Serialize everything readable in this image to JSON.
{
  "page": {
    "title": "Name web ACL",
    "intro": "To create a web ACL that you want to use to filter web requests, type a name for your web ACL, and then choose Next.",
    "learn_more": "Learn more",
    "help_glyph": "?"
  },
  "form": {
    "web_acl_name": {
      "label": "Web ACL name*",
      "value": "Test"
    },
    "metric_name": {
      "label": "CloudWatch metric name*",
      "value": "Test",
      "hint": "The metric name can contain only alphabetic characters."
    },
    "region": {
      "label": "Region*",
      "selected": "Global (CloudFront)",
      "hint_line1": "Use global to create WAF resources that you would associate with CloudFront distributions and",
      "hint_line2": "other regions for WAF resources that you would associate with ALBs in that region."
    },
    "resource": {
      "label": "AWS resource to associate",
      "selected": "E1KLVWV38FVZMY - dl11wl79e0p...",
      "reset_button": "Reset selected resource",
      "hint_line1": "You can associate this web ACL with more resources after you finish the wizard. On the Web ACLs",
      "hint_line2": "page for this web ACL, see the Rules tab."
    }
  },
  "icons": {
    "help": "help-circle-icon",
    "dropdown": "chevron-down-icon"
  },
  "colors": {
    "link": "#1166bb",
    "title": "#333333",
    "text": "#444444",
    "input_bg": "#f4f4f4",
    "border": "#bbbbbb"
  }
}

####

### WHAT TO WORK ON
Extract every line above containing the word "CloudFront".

### PROBLEM SOLUTION
      "selected": "Global (CloudFront)",
      "hint_line1": "Use global to create WAF resources that you would associate with CloudFront distributions and",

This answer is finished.